  1. Teri says:

    Reading about your time at the camp always makes me feel so relaxed, almost as if I were there myself.

    I’ve never seen a scarlet tanager. I looked it up and what a striking bird it would be, so bright and colorful.

  2. Teri, I imagine your summer place is wonderful and relaxing as well. Sometimes I wonder if you will start another blog, another chapter of your adventure!

    The Scarlet Tanager I see at the camp is the first and only Scarlet Tanager I have ever seen. They are a beautiful bird!

  3. Sandy says:

    It sounds like hard work but with the reward of being in nature and ending the day relaxed. 🙂

  4. Sandy, it is hard work, but not too hard! Our fourth summer owning the Camp, and we now find we have time just to sit and enjoy our surroundings. Much less needs to be done, mostly cosmetic at this point. Taking down the dead trees was the only project that really needed to be done, as storms can take them down, and now that we have Grace the Trailer there, damage is a possibility.

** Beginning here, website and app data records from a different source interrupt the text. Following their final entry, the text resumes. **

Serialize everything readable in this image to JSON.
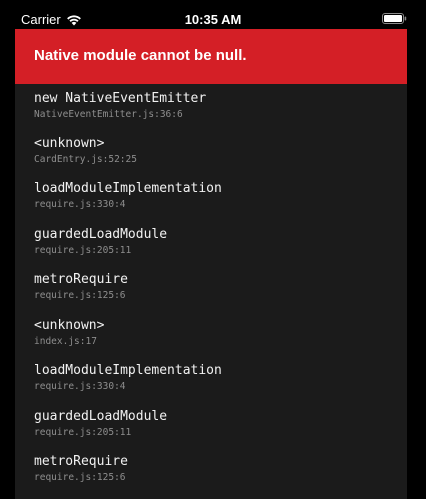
{
  "status_bar": {
    "carrier": "Carrier",
    "time": "10:35 AM",
    "icons": [
      "wifi-icon",
      "battery-icon"
    ]
  },
  "error": {
    "message": "Native module cannot be null.",
    "banner_color": "#d41f26",
    "background_color": "#1b1b1b"
  },
  "stack": [
    {
      "method": "new NativeEventEmitter",
      "location": "NativeEventEmitter.js:36:6"
    },
    {
      "method": "<unknown>",
      "location": "CardEntry.js:52:25"
    },
    {
      "method": "loadModuleImplementation",
      "location": "require.js:330:4"
    },
    {
      "method": "guardedLoadModule",
      "location": "require.js:205:11"
    },
    {
      "method": "metroRequire",
      "location": "require.js:125:6"
    },
    {
      "method": "<unknown>",
      "location": "index.js:17"
    },
    {
      "method": "loadModuleImplementation",
      "location": "require.js:330:4"
    },
    {
      "method": "guardedLoadModule",
      "location": "require.js:205:11"
    },
    {
      "method": "metroRequire",
      "location": "require.js:125:6"
    }
  ]
}
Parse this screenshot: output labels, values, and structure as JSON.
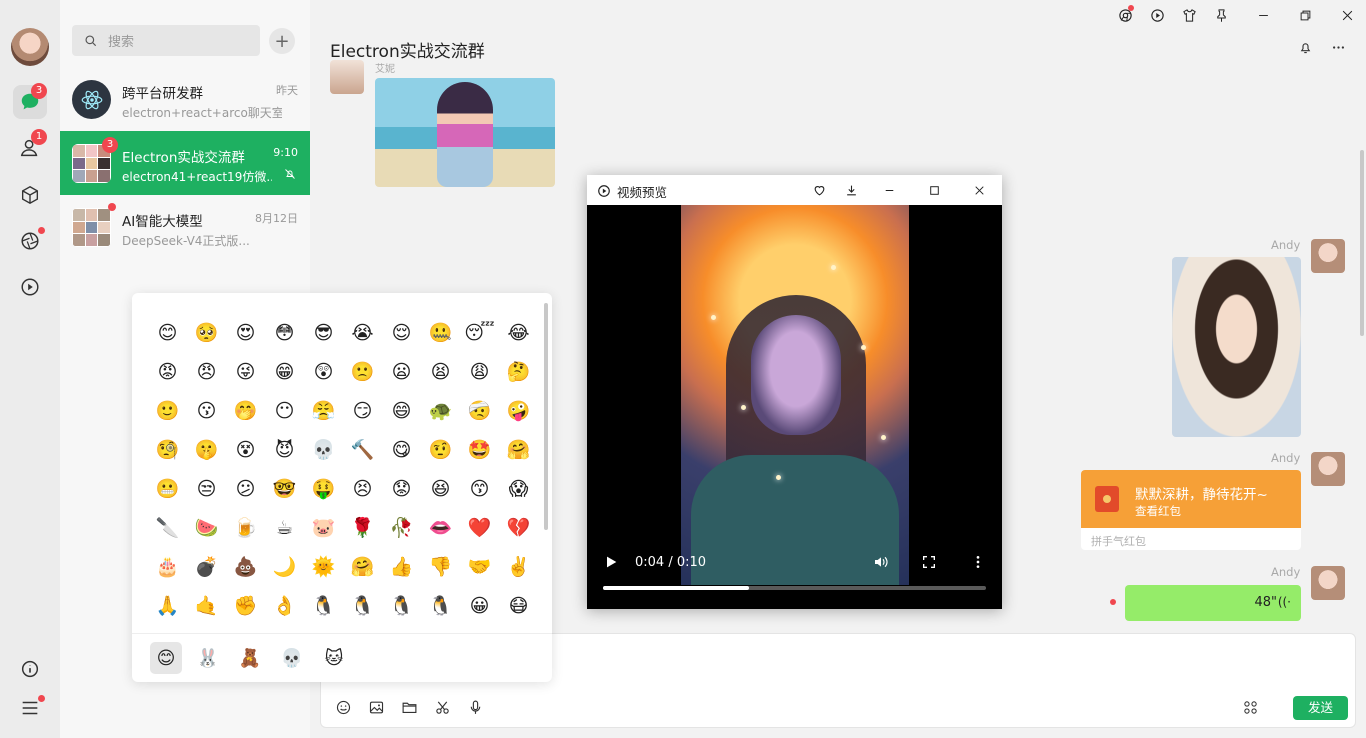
{
  "app": {
    "window_controls": [
      "chrome-icon",
      "play-icon",
      "shirt-icon",
      "pin-icon",
      "minimize",
      "maximize",
      "close"
    ]
  },
  "rail": {
    "chat_badge": "3",
    "contacts_badge": "1"
  },
  "search": {
    "placeholder": "搜索"
  },
  "conversations": [
    {
      "name": "跨平台研发群",
      "time": "昨天",
      "snippet": "electron+react+arco聊天室",
      "active": false
    },
    {
      "name": "Electron实战交流群",
      "time": "9:10",
      "snippet": "electron41+react19仿微...",
      "badge": "3",
      "active": true
    },
    {
      "name": "AI智能大模型",
      "time": "8月12日",
      "snippet": "DeepSeek-V4正式版...",
      "active": false
    }
  ],
  "chat": {
    "title": "Electron实战交流群",
    "top_sender": "艾妮",
    "sender": "Andy",
    "redpacket": {
      "wish": "默默深耕，静待花开~",
      "action": "查看红包",
      "type": "拼手气红包"
    },
    "voice": {
      "duration": "48\""
    }
  },
  "composer": {
    "send_label": "发送"
  },
  "emoji": {
    "grid": [
      "😊",
      "🥺",
      "😍",
      "😳",
      "😎",
      "😭",
      "😌",
      "🤐",
      "😴",
      "😂",
      "😡",
      "😠",
      "😜",
      "😁",
      "😲",
      "🙁",
      "😦",
      "😫",
      "😩",
      "🤔",
      "🙂",
      "😗",
      "🤭",
      "😶",
      "😤",
      "😏",
      "😄",
      "🐢",
      "🤕",
      "🤪",
      "🧐",
      "🤫",
      "😵",
      "😈",
      "💀",
      "🔨",
      "😋",
      "🤨",
      "🤩",
      "🤗",
      "😬",
      "😒",
      "😕",
      "🤓",
      "🤑",
      "😣",
      "😟",
      "😆",
      "😙",
      "😱",
      "🔪",
      "🍉",
      "🍺",
      "☕",
      "🐷",
      "🌹",
      "🥀",
      "👄",
      "❤️",
      "💔",
      "🎂",
      "💣",
      "💩",
      "🌙",
      "🌞",
      "🤗",
      "👍",
      "👎",
      "🤝",
      "✌️",
      "🙏",
      "🤙",
      "✊",
      "👌",
      "🐧",
      "🐧",
      "🐧",
      "🐧",
      "😀",
      "😷",
      "😊",
      "😊",
      "😊",
      "😊",
      "😊",
      "😊",
      "😊",
      "😊",
      "😊",
      "😊"
    ],
    "tabs": [
      "😊",
      "🐰",
      "🧸",
      "💀",
      "🐱"
    ]
  },
  "video": {
    "title": "视频预览",
    "time": "0:04 / 0:10",
    "progress": 0.38
  }
}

There are more trees to be taken down, but none of them pose any threat to property, so they can be taken down at our leasure.

    I like physical work, in moderation of course, and I like sitting and relaxing, so the Camp offers a great combo!